Another chapter in Utah’s anti-common-core rumblings: state schools superintendent Larry Shumway wrote a letter to U.S. Secretary of Education Arne Duncan asserting the state’s “complete control” over the common standards that it adopted.
The letter, according to the Salt Lake Tribune, also says that Utah can choose at any time to drop out of the consortium that is designing tests for the common standards. None of this, however, should detract from Utah’s request for a waiver from key requirements of the No Child Left Behind Act, Shumway reportedly said in the letter.
Shumway’s letter apparently didn’t go far enough to mollify Utah’s most vigorous common-core opponents, who would like to see the whole thing scotched. Meanwhile, as we told you recently, two measures that capture some of state lawmakers’ skepticism about the standards are making their way through the state senate.
The discontent in Utah, and also in South Carolina, as we’ve reported to you, sparked a post last week by the Thomas B. Fordham Institute’s Chester E. Finn Jr. Finn, a common-core proponent (though not without his own questions and criticisms), examines the most popular objections to the standards, and advances the idea that the whole shebang could collapse in large part because of actions and statements by the federal government.

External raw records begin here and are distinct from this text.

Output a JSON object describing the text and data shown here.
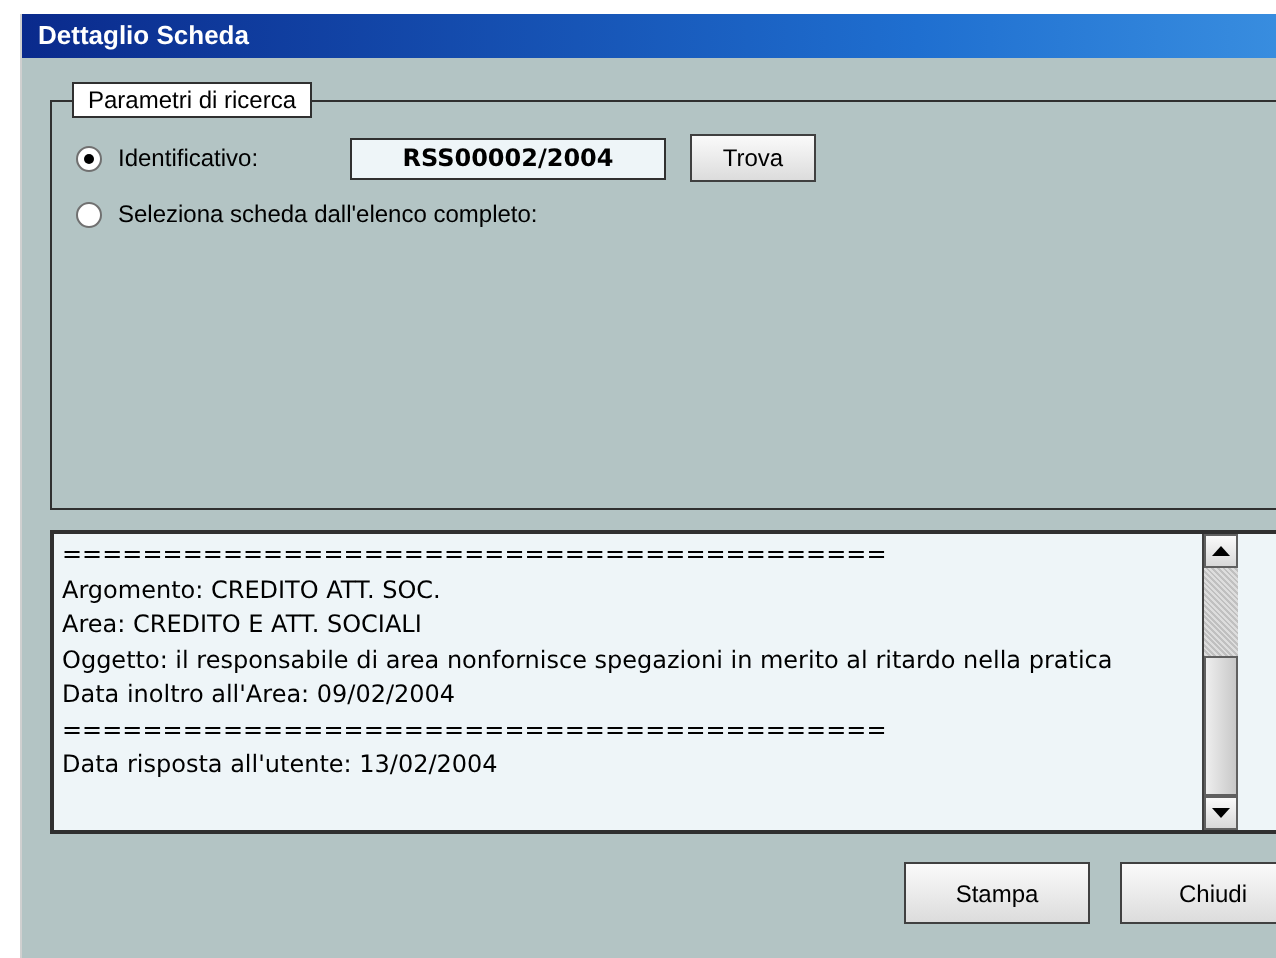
{
  "window": {
    "title": "Dettaglio Scheda"
  },
  "search_group": {
    "legend": "Parametri di ricerca",
    "options": [
      {
        "label": "Identificativo:",
        "selected": true,
        "kind": "id"
      },
      {
        "label": "Seleziona scheda dall'elenco completo:",
        "selected": false,
        "kind": "plain"
      }
    ],
    "id_field": {
      "value": "RSS00002/2004"
    },
    "find_button": "Trova"
  },
  "details": {
    "lines": [
      "=========================================",
      "Argomento: CREDITO ATT. SOC.",
      "Area: CREDITO E ATT. SOCIALI",
      "Oggetto: il responsabile di area nonfornisce spegazioni in merito al ritardo nella pratica",
      "Data inoltro all'Area: 09/02/2004",
      "=========================================",
      "Data risposta all'utente: 13/02/2004"
    ]
  },
  "buttons": [
    "Stampa",
    "Chiudi"
  ]
}
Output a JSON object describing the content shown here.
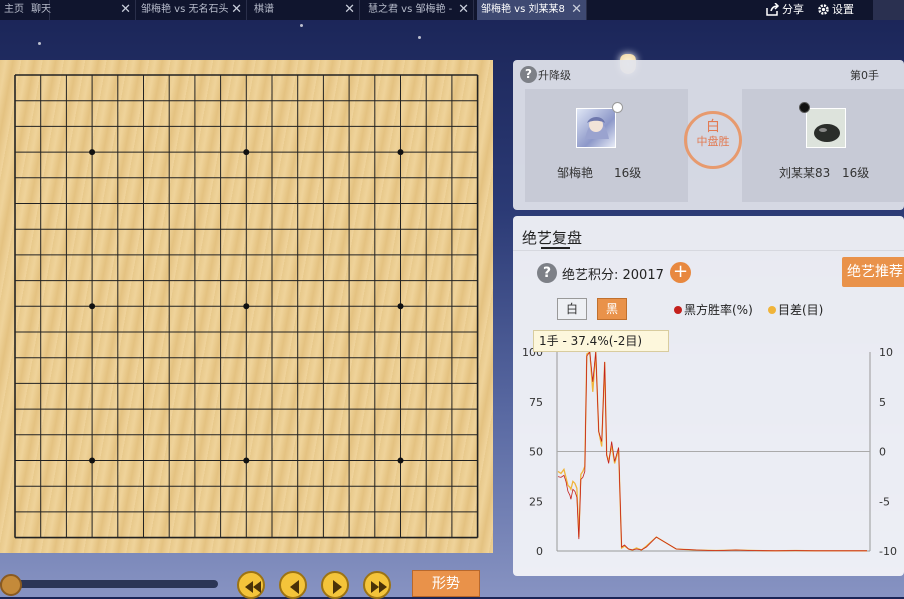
{
  "tabs": [
    {
      "label": "主页",
      "closable": false
    },
    {
      "label": "聊天",
      "closable": true
    },
    {
      "label": "邹梅艳 vs 无名石头",
      "closable": true
    },
    {
      "label": "棋谱",
      "closable": true
    },
    {
      "label": "慧之君 vs 邹梅艳 -",
      "closable": true
    },
    {
      "label": "邹梅艳 vs 刘某某8",
      "closable": true,
      "active": true
    }
  ],
  "toolbar": {
    "share_label": "分享",
    "settings_label": "设置"
  },
  "game_info": {
    "level_label": "升降级",
    "move_count": "第0手",
    "white_player": {
      "name": "邹梅艳",
      "rank": "16级"
    },
    "black_player": {
      "name": "刘某某83",
      "rank": "16级"
    },
    "result_winner": "白",
    "result_type": "中盘胜"
  },
  "review": {
    "title": "绝艺复盘",
    "score_label": "绝艺积分: 20017",
    "recommend_label": "绝艺推荐",
    "white_btn": "白",
    "black_btn": "黑",
    "legend_winrate": "黑方胜率(%)",
    "legend_diff": "目差(目)",
    "tooltip": "1手 - 37.4%(-2目)"
  },
  "controls": {
    "trend_label": "形势"
  },
  "colors": {
    "winrate_line": "#c4201c",
    "diff_line": "#f0b43a",
    "accent": "#e9924a"
  },
  "chart_data": {
    "type": "line",
    "left_axis": {
      "ticks": [
        "100",
        "75",
        "50",
        "25",
        "0"
      ],
      "ylim": [
        0,
        100
      ]
    },
    "right_axis": {
      "ticks": [
        "10",
        "5",
        "0",
        "-5",
        "-10"
      ],
      "ylim": [
        -10,
        10
      ]
    },
    "series": [
      {
        "name": "黑方胜率(%)",
        "x": [
          1,
          4,
          7,
          9,
          11,
          13,
          14,
          16,
          18,
          20,
          22,
          24,
          26,
          28,
          30,
          33,
          36,
          39,
          42,
          45,
          48,
          50,
          52,
          55,
          58,
          62,
          65,
          68,
          72,
          76,
          80,
          85,
          90,
          100,
          120,
          140,
          160,
          180,
          200,
          220,
          240,
          260,
          280,
          300,
          312
        ],
        "y": [
          37.4,
          37,
          38,
          35,
          30,
          28,
          26,
          31,
          30,
          27,
          6,
          36,
          37,
          40,
          98,
          100,
          85,
          100,
          60,
          55,
          95,
          48,
          44,
          55,
          45,
          52,
          2,
          3,
          1,
          0.5,
          1,
          0.5,
          2,
          7,
          1,
          0.5,
          0.2,
          0.5,
          0.2,
          0.1,
          0.2,
          0.1,
          0.1,
          0.1,
          0.1
        ]
      },
      {
        "name": "目差(目)",
        "x": [
          1,
          4,
          7,
          9,
          11,
          13,
          14,
          16,
          18,
          20,
          22,
          24,
          26,
          28,
          30,
          33,
          36,
          39,
          42,
          45,
          48,
          50,
          52,
          55,
          58,
          62,
          65,
          68,
          72,
          76,
          80,
          85,
          90,
          100,
          120,
          140,
          160,
          180,
          200,
          220,
          240,
          260,
          280,
          300,
          312
        ],
        "y": [
          -2,
          -2.2,
          -1.8,
          -2.6,
          -3.4,
          -3.6,
          -3.8,
          -3,
          -3.2,
          -3.7,
          -8.6,
          -2.3,
          -2,
          -1.5,
          9.8,
          10,
          6,
          10,
          2,
          0.5,
          9,
          -0.3,
          -1,
          0.6,
          -1.2,
          0.2,
          -9.7,
          -9.5,
          -9.8,
          -9.9,
          -9.7,
          -9.9,
          -9.5,
          -8.6,
          -9.8,
          -9.9,
          -9.95,
          -9.9,
          -9.95,
          -9.98,
          -9.95,
          -9.98,
          -9.98,
          -9.98,
          -9.98
        ]
      }
    ],
    "xlim": [
      0,
      315
    ]
  }
}
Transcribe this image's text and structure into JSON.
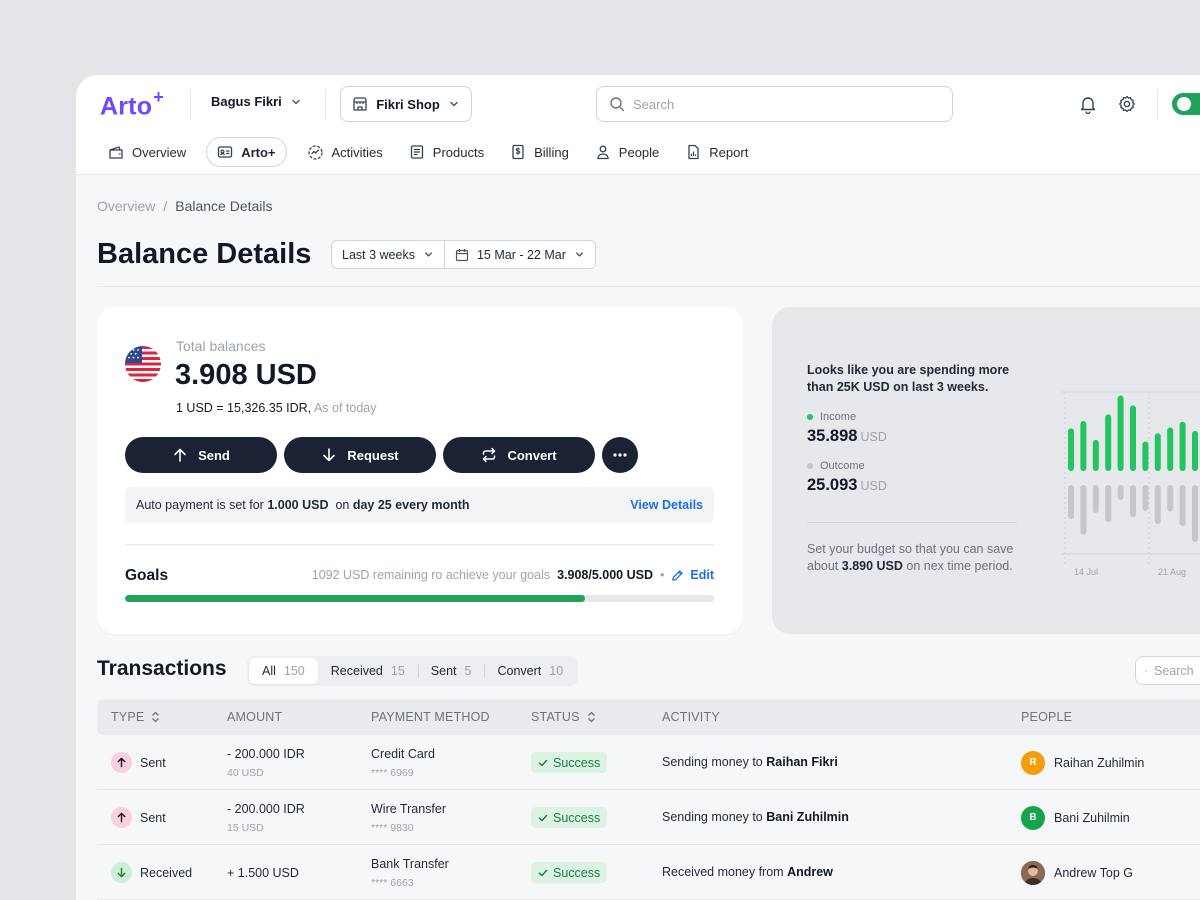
{
  "app": {
    "logo": "Arto",
    "logo_sup": "+",
    "account_name": "Bagus Fikri",
    "shop_name": "Fikri Shop",
    "search_placeholder": "Search",
    "theme_toggle_on": true
  },
  "nav": [
    {
      "label": "Overview",
      "icon": "wallet-icon",
      "active": false
    },
    {
      "label": "Arto+",
      "icon": "id-card-icon",
      "active": true
    },
    {
      "label": "Activities",
      "icon": "activity-icon",
      "active": false
    },
    {
      "label": "Products",
      "icon": "products-icon",
      "active": false
    },
    {
      "label": "Billing",
      "icon": "billing-icon",
      "active": false
    },
    {
      "label": "People",
      "icon": "person-icon",
      "active": false
    },
    {
      "label": "Report",
      "icon": "report-icon",
      "active": false
    }
  ],
  "breadcrumb": {
    "root": "Overview",
    "separator": "/",
    "current": "Balance Details"
  },
  "page": {
    "title": "Balance Details",
    "range_select": "Last 3 weeks",
    "date_range": "15 Mar - 22 Mar"
  },
  "balance": {
    "label": "Total balances",
    "amount": "3.908 USD",
    "rate": "1 USD = 15,326.35 IDR,",
    "rate_note": "As of today",
    "actions": {
      "send": "Send",
      "request": "Request",
      "convert": "Convert"
    },
    "auto_pay": {
      "prefix": "Auto payment is set for",
      "amount": "1.000 USD",
      "middle": "on",
      "schedule": "day 25 every month",
      "link": "View Details"
    },
    "goals": {
      "title": "Goals",
      "remaining": "1092 USD remaining ro achieve your goals",
      "progress_text": "3.908/5.000 USD",
      "edit": "Edit",
      "progress_fraction": 0.7816
    }
  },
  "insight": {
    "headline": "Looks like you are spending more than 25K USD on last 3 weeks.",
    "income_label": "Income",
    "income_value": "35.898",
    "outcome_label": "Outcome",
    "outcome_value": "25.093",
    "unit": "USD",
    "note_prefix": "Set your budget so that you can save about",
    "note_amount": "3.890 USD",
    "note_suffix": "on nex time period.",
    "colors": {
      "income": "#22c55e",
      "outcome": "#c4c7cc"
    },
    "chart": {
      "x_ticks": [
        "14 Jul",
        "21 Aug"
      ],
      "income_bars": [
        0.52,
        0.61,
        0.38,
        0.69,
        0.92,
        0.8,
        0.36,
        0.46,
        0.53,
        0.6,
        0.49,
        0.63
      ],
      "outcome_bars": [
        0.55,
        0.8,
        0.45,
        0.6,
        0.24,
        0.52,
        0.42,
        0.63,
        0.43,
        0.66,
        0.92,
        0.5
      ]
    }
  },
  "transactions": {
    "title": "Transactions",
    "tabs": [
      {
        "label": "All",
        "count": "150",
        "active": true
      },
      {
        "label": "Received",
        "count": "15",
        "active": false
      },
      {
        "label": "Sent",
        "count": "5",
        "active": false
      },
      {
        "label": "Convert",
        "count": "10",
        "active": false
      }
    ],
    "search_placeholder": "Search",
    "columns": [
      "TYPE",
      "AMOUNT",
      "PAYMENT METHOD",
      "STATUS",
      "ACTIVITY",
      "PEOPLE"
    ],
    "rows": [
      {
        "type": "Sent",
        "direction": "up",
        "amount": "- 200.000 IDR",
        "amount_sub": "40 USD",
        "method": "Credit Card",
        "method_sub": "**** 6969",
        "status": "Success",
        "activity_prefix": "Sending money to",
        "activity_name": "Raihan Fikri",
        "person": "Raihan Zuhilmin",
        "avatar": "R",
        "avatar_color": "#f59e0b"
      },
      {
        "type": "Sent",
        "direction": "up",
        "amount": "- 200.000 IDR",
        "amount_sub": "15 USD",
        "method": "Wire Transfer",
        "method_sub": "**** 9830",
        "status": "Success",
        "activity_prefix": "Sending money to",
        "activity_name": "Bani Zuhilmin",
        "person": "Bani Zuhilmin",
        "avatar": "B",
        "avatar_color": "#16a34a"
      },
      {
        "type": "Received",
        "direction": "down",
        "amount": "+ 1.500 USD",
        "amount_sub": "",
        "method": "Bank Transfer",
        "method_sub": "**** 6663",
        "status": "Success",
        "activity_prefix": "Received money from",
        "activity_name": "Andrew",
        "person": "Andrew Top G",
        "avatar": "",
        "avatar_color": "#6b4f3f"
      }
    ]
  }
}
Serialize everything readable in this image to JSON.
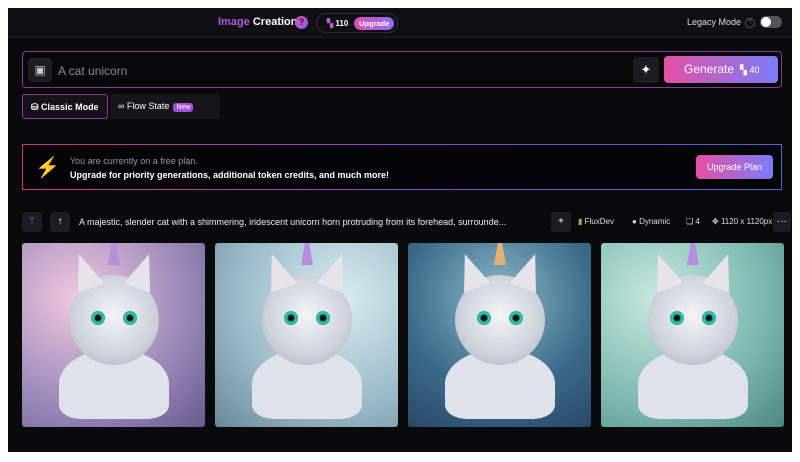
{
  "header": {
    "title_part1": "Image",
    "title_part2": "Creation",
    "help": "?",
    "tokens": "110",
    "upgrade_label": "Upgrade",
    "legacy_mode_label": "Legacy Mode",
    "legacy_mode_on": false
  },
  "prompt": {
    "placeholder": "A cat unicorn",
    "generate_label": "Generate",
    "generate_cost": "40"
  },
  "modes": {
    "classic": "Classic Mode",
    "flow": "Flow State",
    "new_badge": "New"
  },
  "banner": {
    "line1": "You are currently on a free plan.",
    "line2": "Upgrade for priority generations, additional token credits, and much more!",
    "button": "Upgrade Plan"
  },
  "generation": {
    "prompt": "A majestic, slender cat with a shimmering, iridescent unicorn horn protruding from its forehead, surrounde...",
    "model": "FluxDev",
    "style": "Dynamic",
    "count": "4",
    "size": "1120 x 1120px",
    "more": "···"
  },
  "colors": {
    "accent_pink": "#e44fa5",
    "accent_blue": "#7b7cf8",
    "background": "#0a0a0d"
  }
}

A version of this news article first appeared in the Curriculum Matters blog.